Donald S. Baim, MD
Donald S. Baim, MD
   

November 7, 2009 -- Interventional cardiologist, Donald S. Baim, died yesterday following surgery, performed to treat a rare form of cancer that attacks the adrenal glands. He was 60.

Baim was one of the pioneers of interventional cardiology, having worked with John Simpson at Stanford in the early days of balloon angioplasty. He subsequently moved to Boston, establishing in 1981 the interventional cardiology program at Beth Israel Medical Center, and joining the faculty of Harvard Medical School.

In 2000 he was recruited by Brigham and Women's Hospital and in 2005 became the Chief Academic Officer of the Harvard Clinical Research Institute (HCRI). In 2006, he left clinical practice to become Executive Vice President and Chief Medical and Scientific Officer at Boston Scientific, the first of a series of clinicians to move to industry that year. At the time, Baim commented:

"I do not leave a lifetime career in academic medicine lightly, but I am convinced I can have a greater impact on the development of revolutionary health care technologies by becoming a member of the leadership team of what is now one of the world's largest medical device manufacturers."

Indeed, Baim walked into the most challenging period for manufacturers of drug-eluting stents, for that year the so-called "firestorm" of the 2006 European Congress of Cardiology erupted, calling into question the safety of drug-eluting stents and the increased incidence of late stent thrombosis with these devices. Dr. Baim and Boston Scientific very quickly made public their collected data which showed this slight increase, but Dr. Baim remained firm that this issue did not result in an increase in heart attack or death.

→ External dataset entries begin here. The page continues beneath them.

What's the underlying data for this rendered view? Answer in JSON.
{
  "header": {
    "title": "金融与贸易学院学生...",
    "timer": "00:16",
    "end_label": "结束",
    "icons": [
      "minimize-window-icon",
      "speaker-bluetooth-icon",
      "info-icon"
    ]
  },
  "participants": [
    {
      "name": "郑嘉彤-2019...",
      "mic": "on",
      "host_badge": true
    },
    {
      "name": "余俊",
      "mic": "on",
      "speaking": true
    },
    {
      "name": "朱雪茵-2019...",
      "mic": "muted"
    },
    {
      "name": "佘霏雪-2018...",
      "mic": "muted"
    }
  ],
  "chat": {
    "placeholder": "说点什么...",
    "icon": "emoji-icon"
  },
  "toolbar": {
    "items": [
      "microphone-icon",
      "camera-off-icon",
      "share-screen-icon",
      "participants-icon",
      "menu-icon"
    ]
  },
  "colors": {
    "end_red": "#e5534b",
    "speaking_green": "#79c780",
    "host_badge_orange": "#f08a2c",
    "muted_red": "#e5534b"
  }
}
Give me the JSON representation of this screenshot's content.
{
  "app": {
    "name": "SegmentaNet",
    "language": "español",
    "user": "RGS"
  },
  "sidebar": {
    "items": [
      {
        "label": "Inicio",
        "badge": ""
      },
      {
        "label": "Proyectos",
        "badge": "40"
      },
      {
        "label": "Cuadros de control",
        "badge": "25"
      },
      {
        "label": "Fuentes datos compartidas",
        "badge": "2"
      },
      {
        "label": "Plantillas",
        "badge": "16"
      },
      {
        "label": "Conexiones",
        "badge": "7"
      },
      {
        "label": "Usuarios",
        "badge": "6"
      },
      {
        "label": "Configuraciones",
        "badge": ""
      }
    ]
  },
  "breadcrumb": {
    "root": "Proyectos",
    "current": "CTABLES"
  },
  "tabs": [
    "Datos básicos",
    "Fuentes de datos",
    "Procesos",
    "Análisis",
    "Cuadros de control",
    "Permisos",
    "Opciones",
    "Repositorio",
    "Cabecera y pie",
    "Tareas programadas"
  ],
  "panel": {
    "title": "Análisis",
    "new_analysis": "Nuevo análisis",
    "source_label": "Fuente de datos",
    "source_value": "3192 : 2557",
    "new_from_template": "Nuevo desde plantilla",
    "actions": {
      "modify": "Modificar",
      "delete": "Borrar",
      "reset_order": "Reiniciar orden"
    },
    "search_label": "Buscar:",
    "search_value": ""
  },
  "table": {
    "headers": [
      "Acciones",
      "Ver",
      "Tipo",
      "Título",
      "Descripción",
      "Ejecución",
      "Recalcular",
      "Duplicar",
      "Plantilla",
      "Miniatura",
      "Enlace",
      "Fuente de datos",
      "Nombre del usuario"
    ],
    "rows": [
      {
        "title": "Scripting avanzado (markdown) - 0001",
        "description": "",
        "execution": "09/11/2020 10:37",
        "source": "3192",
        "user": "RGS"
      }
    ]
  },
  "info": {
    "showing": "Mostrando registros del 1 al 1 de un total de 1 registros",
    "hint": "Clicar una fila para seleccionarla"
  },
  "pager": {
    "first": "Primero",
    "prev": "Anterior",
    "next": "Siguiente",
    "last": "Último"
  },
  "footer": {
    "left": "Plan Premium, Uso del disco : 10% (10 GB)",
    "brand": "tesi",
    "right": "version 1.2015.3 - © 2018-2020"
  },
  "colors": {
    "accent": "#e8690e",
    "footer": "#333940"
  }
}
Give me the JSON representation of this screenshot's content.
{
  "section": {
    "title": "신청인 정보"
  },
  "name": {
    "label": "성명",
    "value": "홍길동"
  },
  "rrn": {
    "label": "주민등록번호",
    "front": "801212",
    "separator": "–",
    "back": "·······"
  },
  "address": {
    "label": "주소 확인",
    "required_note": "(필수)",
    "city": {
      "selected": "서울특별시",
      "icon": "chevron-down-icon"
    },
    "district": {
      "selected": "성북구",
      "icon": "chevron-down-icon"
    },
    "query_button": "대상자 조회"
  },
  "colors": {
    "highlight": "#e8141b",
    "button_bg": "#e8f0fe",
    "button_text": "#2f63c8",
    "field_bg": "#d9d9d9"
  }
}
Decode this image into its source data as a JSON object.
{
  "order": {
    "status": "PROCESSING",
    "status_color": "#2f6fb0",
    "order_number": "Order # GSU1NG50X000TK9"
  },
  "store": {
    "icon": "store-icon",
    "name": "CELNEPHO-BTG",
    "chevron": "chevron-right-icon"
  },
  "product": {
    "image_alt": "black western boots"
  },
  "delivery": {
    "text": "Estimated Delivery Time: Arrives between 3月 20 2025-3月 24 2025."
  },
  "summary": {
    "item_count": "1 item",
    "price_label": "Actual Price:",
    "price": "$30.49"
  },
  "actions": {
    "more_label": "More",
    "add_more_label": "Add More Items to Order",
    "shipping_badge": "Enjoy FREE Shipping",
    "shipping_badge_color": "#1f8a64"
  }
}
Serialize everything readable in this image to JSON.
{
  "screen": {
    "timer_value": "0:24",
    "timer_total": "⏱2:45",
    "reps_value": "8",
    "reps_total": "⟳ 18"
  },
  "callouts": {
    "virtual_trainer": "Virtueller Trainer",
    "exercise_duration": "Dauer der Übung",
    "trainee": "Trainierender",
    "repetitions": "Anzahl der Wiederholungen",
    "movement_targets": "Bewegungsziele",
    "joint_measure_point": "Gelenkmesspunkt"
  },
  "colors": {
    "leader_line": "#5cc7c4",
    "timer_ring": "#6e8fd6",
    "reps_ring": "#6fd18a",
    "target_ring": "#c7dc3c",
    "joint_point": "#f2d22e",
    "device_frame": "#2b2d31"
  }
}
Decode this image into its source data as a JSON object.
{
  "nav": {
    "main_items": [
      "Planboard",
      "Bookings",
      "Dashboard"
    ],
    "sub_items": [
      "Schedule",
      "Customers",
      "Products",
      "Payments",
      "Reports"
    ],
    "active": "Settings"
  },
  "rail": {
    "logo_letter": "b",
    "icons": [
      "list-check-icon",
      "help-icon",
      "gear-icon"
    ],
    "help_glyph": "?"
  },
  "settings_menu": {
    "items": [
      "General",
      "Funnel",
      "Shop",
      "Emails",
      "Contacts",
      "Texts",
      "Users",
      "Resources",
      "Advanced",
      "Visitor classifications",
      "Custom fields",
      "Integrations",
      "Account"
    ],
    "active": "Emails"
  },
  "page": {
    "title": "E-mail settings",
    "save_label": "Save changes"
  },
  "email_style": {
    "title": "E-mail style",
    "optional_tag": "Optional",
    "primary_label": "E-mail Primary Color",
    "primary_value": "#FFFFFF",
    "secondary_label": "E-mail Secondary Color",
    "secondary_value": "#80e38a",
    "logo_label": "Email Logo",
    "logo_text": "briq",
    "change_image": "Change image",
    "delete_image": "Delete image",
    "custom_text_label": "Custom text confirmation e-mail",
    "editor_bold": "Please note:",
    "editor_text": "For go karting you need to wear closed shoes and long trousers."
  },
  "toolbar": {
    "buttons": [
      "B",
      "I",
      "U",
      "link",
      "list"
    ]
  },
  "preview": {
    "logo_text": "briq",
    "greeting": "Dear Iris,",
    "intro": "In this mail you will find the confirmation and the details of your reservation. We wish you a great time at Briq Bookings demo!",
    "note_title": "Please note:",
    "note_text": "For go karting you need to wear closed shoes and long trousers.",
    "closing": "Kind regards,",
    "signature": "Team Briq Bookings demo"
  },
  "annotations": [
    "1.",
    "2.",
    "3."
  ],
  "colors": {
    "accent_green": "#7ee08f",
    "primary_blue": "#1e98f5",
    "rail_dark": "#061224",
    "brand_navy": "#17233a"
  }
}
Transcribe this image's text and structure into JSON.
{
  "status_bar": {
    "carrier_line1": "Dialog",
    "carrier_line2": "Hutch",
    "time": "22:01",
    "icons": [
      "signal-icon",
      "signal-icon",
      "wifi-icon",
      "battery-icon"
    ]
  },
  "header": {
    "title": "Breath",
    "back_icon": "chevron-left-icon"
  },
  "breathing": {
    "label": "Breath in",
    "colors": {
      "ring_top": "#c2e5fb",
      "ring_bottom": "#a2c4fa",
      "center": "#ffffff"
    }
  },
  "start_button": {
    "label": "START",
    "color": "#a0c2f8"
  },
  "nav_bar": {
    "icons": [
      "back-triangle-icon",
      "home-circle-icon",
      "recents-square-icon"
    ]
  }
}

Subsequent studies have shown this to be true, although the issues around late stent thrombosis are still being investigated.

Commenting on Dr. Baim, Boston Scientific CEO Ray Elliot said that Baim was "a pioneer in the development of interventional cardiology.... The many contributions he made to science, medicine and medical technology will serve as a proud and enduring legacy."

Memorial services are set for Monday in Canton, Mass.

Reported by Burt Cohen, November 7, 2009